  • Fan, J., Xue, L. and Zou, H. (2014). Strong oracle optimality of folded concave penalized estimation. Ann. Statist. 42 819–849.
  • Fan, J. and Yao, Q. (2003). Nonlinear Time Series: Nonparametric and Parametric Methods. Springer, New York.
  • Friedman, J., Hastie, T. and Tibshirani, R. (2008). Sparse inverse covariance estimation with the graphical lasso. Biostatistics 9 432–441.
  • Genovese, C. R., Jin, J., Wasserman, L. and Yao, Z. (2012). A comparison of the lasso and marginal regression. J. Mach. Learn. Res. 13 2107–2143.
  • Harchaoui, Z. and Lévy-Leduc, C. (2010). Multiple change-point estimation with a total variation penalty. J. Amer. Statist. Assoc. 105 1480–1493.
  • Ioannidis, J. P. (2005). Why most published research findings are false. PLoS Medicine 2 e124.
  • Ising, E. (1925). A contribution to the theory of ferromagnetism. Z. Phys 31 253–258.
  • Ji, P. and Jin, J. (2012). UPS delivers optimal phase diagram in high-dimensional variable selection. Ann. Statist. 40 73–103.
  • Jin, J., Zhang, C.-H. and Zhang, Q. (2014). Optimality of graphlet screening in high dimensional variable selection. J. Mach. Learn. Res. 15 2723–2772.
  • Ke, Z. T., Jin, J. and Fan, J. (2014). Supplement to “Covariate assisted screening and estimation.” DOI:10.1214/14-AOS1243SUPP.
  • Lehmann, E. L. and Casella, G. (1998). Theory of Point Estimation, 2nd ed. Springer, New York.
  • Meinshausen, N. and Bühlmann, P. (2006). High-dimensional graphs and variable selection with the lasso. Ann. Statist. 34 1436–1462.
  • Moulines, E. and Soulier, P. (1999). Broadband log-periodogram regression of time series with long-range dependence. Ann. Statist. 27 1415–1439.
  • Niu, Y. S. and Zhang, H. (2012). The screening and ranking algorithm to detect DNA copy number variations. Ann. Appl. Stat. 6 1306–1326.
  • Olshen, A. B., Venkatraman, E. S., Lucito, R. and Wigler, M. (2004). Circular binary segmentation for the analysis of array-based DNA copy number data. Biostatistics 5 557–572.
  • Ray, B. K. and Tsay, R. S. (2000). Long-range dependence in daily stock volatilities. J. Bus. Econom. Statist. 18 254–262.
  • Siegmund, D. O. (2011). Personal communication.
  • Sun, T. and Zhang, C.-H. (2012). Scaled sparse linear regression. Biometrika 99 879–898.
  • Tibshirani, R. (1996). Regression shrinkage and selection via the lasso. J. R. Stat. Soc. Ser. B Stat. Methodol. 58 267–288.

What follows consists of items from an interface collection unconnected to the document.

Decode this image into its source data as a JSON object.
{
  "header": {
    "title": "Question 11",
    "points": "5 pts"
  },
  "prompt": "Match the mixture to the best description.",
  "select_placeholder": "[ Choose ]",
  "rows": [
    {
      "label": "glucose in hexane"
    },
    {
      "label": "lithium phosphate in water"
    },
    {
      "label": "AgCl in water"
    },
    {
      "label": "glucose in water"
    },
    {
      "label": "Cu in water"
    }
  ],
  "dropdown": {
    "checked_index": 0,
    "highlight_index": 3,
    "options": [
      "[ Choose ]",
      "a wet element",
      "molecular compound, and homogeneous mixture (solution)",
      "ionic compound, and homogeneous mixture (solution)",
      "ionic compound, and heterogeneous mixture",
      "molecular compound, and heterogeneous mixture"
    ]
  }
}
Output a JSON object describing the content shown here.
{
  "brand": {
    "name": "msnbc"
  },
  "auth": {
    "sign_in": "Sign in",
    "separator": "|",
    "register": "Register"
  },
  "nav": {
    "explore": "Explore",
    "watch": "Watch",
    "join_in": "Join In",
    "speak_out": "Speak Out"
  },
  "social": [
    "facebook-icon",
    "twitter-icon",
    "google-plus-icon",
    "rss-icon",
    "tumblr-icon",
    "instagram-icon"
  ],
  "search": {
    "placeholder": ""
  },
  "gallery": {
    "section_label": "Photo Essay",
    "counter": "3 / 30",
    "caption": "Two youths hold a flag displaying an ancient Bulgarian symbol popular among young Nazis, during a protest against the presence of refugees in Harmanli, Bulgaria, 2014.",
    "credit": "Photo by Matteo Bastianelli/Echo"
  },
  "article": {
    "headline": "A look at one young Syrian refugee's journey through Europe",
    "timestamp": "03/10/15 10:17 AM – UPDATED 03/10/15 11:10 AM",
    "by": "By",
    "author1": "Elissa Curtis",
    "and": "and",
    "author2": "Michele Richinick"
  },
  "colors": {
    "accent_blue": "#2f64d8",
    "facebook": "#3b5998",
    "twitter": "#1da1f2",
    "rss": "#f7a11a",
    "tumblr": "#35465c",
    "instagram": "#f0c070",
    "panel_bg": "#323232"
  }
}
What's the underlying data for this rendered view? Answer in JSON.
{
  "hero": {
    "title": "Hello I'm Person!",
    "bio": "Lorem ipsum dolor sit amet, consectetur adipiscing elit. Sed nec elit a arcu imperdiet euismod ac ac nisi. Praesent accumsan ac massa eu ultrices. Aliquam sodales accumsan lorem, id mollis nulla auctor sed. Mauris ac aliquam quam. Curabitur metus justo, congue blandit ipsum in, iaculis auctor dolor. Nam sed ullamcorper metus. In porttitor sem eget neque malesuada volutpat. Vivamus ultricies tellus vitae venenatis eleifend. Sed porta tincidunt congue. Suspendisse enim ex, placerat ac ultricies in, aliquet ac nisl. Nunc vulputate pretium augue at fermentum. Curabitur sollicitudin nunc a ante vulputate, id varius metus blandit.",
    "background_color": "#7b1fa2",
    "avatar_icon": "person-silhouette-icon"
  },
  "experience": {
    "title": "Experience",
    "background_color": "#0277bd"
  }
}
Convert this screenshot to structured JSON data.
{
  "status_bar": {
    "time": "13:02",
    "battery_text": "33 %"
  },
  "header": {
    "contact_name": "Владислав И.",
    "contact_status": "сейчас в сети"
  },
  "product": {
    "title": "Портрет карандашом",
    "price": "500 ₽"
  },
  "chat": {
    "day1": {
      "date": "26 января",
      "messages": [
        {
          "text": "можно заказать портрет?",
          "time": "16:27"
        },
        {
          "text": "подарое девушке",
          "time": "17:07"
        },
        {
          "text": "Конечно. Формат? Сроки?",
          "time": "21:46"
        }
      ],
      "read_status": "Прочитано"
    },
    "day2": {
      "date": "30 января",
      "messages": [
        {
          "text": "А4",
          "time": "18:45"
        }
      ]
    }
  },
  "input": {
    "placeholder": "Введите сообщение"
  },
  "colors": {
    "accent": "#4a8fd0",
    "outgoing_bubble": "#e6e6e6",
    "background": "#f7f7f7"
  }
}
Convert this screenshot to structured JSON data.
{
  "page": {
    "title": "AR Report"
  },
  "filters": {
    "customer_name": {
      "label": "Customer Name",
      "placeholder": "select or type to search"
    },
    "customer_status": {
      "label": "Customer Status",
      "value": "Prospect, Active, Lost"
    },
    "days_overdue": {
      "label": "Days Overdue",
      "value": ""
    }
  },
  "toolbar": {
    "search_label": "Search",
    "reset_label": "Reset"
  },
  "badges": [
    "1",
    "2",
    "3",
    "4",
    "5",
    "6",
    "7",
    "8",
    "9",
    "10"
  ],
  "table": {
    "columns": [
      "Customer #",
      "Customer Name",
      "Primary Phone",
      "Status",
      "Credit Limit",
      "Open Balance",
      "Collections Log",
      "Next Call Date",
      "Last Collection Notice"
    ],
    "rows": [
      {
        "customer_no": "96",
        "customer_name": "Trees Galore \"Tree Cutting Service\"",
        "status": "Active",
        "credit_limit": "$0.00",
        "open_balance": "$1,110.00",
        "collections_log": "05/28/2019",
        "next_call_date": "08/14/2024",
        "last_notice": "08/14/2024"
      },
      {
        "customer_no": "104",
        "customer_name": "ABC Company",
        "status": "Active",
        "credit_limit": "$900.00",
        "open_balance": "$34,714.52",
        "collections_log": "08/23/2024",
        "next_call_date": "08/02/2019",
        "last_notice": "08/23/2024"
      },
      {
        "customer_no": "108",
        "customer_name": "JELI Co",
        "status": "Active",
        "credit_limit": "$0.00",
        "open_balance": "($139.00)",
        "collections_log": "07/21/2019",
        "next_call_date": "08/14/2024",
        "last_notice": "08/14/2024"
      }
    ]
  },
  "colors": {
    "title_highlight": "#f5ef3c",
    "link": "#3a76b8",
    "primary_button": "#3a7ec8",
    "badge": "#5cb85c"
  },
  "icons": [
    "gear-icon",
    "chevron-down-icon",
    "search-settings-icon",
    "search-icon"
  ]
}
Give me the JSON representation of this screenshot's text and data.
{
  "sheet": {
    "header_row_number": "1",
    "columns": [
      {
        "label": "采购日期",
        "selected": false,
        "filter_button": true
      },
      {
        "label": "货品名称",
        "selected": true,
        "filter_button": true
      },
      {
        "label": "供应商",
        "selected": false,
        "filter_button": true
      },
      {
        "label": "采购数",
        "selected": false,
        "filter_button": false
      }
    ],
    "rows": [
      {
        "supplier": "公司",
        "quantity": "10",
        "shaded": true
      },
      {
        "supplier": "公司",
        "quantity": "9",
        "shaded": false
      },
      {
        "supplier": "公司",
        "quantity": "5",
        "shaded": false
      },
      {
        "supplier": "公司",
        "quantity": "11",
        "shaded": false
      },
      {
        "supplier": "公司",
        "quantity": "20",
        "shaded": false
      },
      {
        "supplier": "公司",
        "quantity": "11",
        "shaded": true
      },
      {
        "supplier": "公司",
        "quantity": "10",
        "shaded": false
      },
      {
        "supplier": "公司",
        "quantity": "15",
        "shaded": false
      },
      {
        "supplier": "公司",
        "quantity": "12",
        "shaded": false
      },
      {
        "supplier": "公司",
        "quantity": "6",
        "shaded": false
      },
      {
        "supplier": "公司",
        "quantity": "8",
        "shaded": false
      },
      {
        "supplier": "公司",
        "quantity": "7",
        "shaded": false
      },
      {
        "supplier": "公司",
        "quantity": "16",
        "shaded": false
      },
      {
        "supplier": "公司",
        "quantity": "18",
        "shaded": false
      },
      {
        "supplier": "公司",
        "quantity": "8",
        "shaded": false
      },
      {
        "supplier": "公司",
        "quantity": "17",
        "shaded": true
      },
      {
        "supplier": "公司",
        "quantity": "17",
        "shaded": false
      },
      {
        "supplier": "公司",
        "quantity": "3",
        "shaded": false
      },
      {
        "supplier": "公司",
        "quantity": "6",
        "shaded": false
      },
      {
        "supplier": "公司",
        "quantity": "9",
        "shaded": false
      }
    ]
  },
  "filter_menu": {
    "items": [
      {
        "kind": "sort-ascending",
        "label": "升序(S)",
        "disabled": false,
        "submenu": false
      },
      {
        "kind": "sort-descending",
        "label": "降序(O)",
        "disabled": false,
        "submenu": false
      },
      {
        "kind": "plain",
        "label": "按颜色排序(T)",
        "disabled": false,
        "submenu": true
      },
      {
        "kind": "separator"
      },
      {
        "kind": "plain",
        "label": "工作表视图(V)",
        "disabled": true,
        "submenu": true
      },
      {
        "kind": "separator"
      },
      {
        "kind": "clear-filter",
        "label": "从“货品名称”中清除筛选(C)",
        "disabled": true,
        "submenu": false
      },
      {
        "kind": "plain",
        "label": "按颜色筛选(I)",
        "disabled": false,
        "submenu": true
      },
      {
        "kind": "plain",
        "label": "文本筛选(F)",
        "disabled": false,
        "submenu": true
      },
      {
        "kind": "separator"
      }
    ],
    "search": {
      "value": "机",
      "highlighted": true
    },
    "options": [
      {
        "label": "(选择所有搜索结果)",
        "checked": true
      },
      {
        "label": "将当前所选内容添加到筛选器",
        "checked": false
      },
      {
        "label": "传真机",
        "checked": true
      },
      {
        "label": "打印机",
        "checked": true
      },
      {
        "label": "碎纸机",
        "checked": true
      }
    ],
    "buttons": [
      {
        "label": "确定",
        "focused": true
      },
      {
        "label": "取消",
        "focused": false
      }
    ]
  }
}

  • Tibshirani, R. and Wang, P. (2008). Spatial smoothing and hot spot detection for CGH data using the fused lasso. Biostatistics 9 18–29.
  • Wasserman, L. and Roeder, K. (2009). High-dimensional variable selection. Ann. Statist. 37 2178–2201.
  • Yao, Y.-C. and Au, S. T. (1989). Least-squares estimation of a step function. Sankhyā Ser. A 51 370–381.
  • Zhang, C.-H. (2010). Nearly unbiased variable selection under minimax concave penalty. Ann. Statist. 38 894–942.
  • Zhang, N. R., Siegmund, D. O., Ji, H. and Li, J. Z. (2010). Detecting simultaneous changepoints in multiple sequences. Biometrika 97 631–645.
  • Zhao, P. and Yu, B. (2006). On model selection consistency of Lasso. J. Mach. Learn. Res. 7 2541–2563.
  • Zou, H. (2006). The adaptive lasso and its oracle properties. J. Amer. Statist. Assoc. 101 1418–1429.

Supplemental materials

  • Supplementary material: Supplement to “Covariate assisted screening and estimation”. Owing to space constraints, the technical proofs are relegated a supplementary document. It contains Sections A–C.